Extract all of the data and reproduce it precisely.

....................

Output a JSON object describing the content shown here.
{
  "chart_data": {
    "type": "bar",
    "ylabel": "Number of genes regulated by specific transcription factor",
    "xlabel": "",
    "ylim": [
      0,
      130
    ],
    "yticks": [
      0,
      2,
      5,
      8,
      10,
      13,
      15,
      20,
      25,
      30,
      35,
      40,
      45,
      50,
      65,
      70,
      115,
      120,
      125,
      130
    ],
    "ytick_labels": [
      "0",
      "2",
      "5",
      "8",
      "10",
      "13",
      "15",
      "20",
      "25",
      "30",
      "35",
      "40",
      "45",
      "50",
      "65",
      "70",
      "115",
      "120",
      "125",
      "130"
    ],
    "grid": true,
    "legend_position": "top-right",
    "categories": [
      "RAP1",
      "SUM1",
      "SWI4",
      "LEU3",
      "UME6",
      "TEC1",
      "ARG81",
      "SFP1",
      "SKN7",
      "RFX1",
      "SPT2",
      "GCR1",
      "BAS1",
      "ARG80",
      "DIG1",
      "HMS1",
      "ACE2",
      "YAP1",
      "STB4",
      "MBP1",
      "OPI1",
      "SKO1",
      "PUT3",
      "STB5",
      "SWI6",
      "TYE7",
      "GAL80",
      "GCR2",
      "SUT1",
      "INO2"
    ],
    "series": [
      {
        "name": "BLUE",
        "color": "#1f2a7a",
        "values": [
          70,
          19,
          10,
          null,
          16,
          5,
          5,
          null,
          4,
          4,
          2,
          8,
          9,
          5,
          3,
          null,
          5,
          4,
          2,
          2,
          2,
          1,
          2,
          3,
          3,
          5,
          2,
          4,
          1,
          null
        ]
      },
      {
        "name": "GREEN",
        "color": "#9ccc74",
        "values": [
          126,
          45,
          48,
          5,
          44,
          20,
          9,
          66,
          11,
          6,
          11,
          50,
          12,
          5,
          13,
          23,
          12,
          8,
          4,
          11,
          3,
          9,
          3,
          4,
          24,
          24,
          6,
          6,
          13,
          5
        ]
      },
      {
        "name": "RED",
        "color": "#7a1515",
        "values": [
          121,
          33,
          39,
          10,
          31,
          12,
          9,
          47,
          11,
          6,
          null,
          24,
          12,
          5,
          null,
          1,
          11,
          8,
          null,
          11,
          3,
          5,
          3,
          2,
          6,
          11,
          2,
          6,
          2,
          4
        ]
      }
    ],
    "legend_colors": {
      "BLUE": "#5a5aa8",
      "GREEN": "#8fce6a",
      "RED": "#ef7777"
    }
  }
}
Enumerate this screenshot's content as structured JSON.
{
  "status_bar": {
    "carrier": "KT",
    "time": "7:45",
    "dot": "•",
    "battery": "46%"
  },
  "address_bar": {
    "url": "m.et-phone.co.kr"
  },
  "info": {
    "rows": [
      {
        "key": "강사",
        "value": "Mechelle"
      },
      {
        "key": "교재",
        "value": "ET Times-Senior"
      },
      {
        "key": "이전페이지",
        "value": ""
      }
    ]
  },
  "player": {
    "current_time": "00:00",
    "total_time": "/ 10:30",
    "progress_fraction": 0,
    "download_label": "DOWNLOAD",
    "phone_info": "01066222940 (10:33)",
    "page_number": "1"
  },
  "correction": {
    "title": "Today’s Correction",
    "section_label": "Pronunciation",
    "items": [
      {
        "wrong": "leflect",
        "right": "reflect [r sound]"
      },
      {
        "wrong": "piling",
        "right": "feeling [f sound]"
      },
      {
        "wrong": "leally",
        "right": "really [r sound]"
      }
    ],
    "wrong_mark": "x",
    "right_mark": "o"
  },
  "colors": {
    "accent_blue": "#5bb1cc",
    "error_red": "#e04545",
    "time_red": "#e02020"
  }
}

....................

Solution for this exercise:
Output a JSON object describing the content shown here.
{
  "chart_data": {
    "type": "bar",
    "ylabel": "Number of genes regulated by specific transcription factor",
    "xlabel": "",
    "ylim": [
      0,
      130
    ],
    "yticks": [
      0,
      2,
      5,
      8,
      10,
      13,
      15,
      20,
      25,
      30,
      35,
      40,
      45,
      50,
      65,
      70,
      115,
      120,
      125,
      130
    ],
    "ytick_labels": [
      "0",
      "2",
      "5",
      "8",
      "10",
      "13",
      "15",
      "20",
      "25",
      "30",
      "35",
      "40",
      "45",
      "50",
      "65",
      "70",
      "115",
      "120",
      "125",
      "130"
    ],
    "grid": true,
    "legend_position": "top-right",
    "categories": [
      "RAP1",
      "SUM1",
      "SWI4",
      "LEU3",
      "UME6",
      "TEC1",
      "ARG81",
      "SFP1",
      "SKN7",
      "RFX1",
      "SPT2",
      "GCR1",
      "BAS1",
      "ARG80",
      "DIG1",
      "HMS1",
      "ACE2",
      "YAP1",
      "STB4",
      "MBP1",
      "OPI1",
      "SKO1",
      "PUT3",
      "STB5",
      "SWI6",
      "TYE7",
      "GAL80",
      "GCR2",
      "SUT1",
      "INO2"
    ],
    "series": [
      {
        "name": "BLUE",
        "color": "#1f2a7a",
        "values": [
          70,
          19,
          10,
          null,
          16,
          5,
          5,
          null,
          4,
          4,
          2,
          8,
          9,
          5,
          3,
          null,
          5,
          4,
          2,
          2,
          2,
          1,
          2,
          3,
          3,
          5,
          2,
          4,
          1,
          null
        ]
      },
      {
        "name": "GREEN",
        "color": "#9ccc74",
        "values": [
          126,
          45,
          48,
          5,
          44,
          20,
          9,
          66,
          11,
          6,
          11,
          50,
          12,
          5,
          13,
          23,
          12,
          8,
          4,
          11,
          3,
          9,
          3,
          4,
          24,
          24,
          6,
          6,
          13,
          5
        ]
      },
      {
        "name": "RED",
        "color": "#7a1515",
        "values": [
          121,
          33,
          39,
          10,
          31,
          12,
          9,
          47,
          11,
          6,
          null,
          24,
          12,
          5,
          null,
          1,
          11,
          8,
          null,
          11,
          3,
          5,
          3,
          2,
          6,
          11,
          2,
          6,
          2,
          4
        ]
      }
    ],
    "legend_colors": {
      "BLUE": "#5a5aa8",
      "GREEN": "#8fce6a",
      "RED": "#ef7777"
    }
  }
}
Enumerate this screenshot's content as structured JSON.
{
  "status_bar": {
    "carrier": "KT",
    "time": "7:45",
    "dot": "•",
    "battery": "46%"
  },
  "address_bar": {
    "url": "m.et-phone.co.kr"
  },
  "info": {
    "rows": [
      {
        "key": "강사",
        "value": "Mechelle"
      },
      {
        "key": "교재",
        "value": "ET Times-Senior"
      },
      {
        "key": "이전페이지",
        "value": ""
      }
    ]
  },
  "player": {
    "current_time": "00:00",
    "total_time": "/ 10:30",
    "progress_fraction": 0,
    "download_label": "DOWNLOAD",
    "phone_info": "01066222940 (10:33)",
    "page_number": "1"
  },
  "correction": {
    "title": "Today’s Correction",
    "section_label": "Pronunciation",
    "items": [
      {
        "wrong": "leflect",
        "right": "reflect [r sound]"
      },
      {
        "wrong": "piling",
        "right": "feeling [f sound]"
      },
      {
        "wrong": "leally",
        "right": "really [r sound]"
      }
    ],
    "wrong_mark": "x",
    "right_mark": "o"
  },
  "colors": {
    "accent_blue": "#5bb1cc",
    "error_red": "#e04545",
    "time_red": "#e02020"
  }
}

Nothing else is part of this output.